[Data records for software interfaces]
+ + + + +
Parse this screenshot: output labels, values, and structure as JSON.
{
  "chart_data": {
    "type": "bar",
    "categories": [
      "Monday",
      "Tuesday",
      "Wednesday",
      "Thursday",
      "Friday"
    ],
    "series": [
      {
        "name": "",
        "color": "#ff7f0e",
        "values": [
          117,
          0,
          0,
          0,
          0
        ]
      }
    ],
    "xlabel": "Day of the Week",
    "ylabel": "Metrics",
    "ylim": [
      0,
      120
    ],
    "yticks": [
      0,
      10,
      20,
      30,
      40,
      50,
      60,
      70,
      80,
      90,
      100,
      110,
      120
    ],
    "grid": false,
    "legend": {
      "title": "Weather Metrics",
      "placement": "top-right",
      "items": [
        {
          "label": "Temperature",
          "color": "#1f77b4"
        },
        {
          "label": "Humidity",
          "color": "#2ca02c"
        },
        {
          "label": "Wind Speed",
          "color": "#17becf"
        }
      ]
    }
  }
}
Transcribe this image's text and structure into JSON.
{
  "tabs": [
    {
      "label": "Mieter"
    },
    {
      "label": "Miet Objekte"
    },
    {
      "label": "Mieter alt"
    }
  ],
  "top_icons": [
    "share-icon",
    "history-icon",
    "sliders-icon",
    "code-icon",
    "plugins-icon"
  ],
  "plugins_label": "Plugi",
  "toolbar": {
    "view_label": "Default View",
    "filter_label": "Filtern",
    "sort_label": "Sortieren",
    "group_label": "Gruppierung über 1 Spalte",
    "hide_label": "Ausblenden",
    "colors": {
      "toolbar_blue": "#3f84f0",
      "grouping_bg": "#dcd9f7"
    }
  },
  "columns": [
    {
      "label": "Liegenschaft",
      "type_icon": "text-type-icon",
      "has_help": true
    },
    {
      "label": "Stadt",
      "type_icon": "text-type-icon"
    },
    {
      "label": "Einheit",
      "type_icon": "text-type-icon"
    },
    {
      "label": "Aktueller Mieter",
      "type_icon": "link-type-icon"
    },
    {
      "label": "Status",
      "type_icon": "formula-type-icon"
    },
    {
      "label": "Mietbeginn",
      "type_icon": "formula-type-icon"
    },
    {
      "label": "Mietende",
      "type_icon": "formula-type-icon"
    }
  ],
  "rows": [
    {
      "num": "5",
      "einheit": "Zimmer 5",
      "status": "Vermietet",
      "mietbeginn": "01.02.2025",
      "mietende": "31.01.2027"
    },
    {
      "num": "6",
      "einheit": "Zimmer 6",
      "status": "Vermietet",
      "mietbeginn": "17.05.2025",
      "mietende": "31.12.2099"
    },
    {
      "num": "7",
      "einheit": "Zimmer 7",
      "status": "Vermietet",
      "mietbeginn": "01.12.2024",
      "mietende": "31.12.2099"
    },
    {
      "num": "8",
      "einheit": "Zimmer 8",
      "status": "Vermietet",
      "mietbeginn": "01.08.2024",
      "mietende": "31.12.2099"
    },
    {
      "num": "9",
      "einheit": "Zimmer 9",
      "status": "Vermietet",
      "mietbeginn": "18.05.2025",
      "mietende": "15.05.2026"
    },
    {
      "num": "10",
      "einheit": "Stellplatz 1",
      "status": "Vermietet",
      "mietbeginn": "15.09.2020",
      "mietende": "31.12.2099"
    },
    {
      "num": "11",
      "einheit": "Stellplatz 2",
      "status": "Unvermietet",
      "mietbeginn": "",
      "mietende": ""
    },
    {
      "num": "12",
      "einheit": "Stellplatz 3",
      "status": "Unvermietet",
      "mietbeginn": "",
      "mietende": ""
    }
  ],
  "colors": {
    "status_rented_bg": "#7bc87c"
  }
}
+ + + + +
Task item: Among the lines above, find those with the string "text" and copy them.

Solution to this exercise:
Transcribe this image's text and structure into JSON.
      "type_icon": "text-type-icon",
      "type_icon": "text-type-icon"
      "type_icon": "text-type-icon"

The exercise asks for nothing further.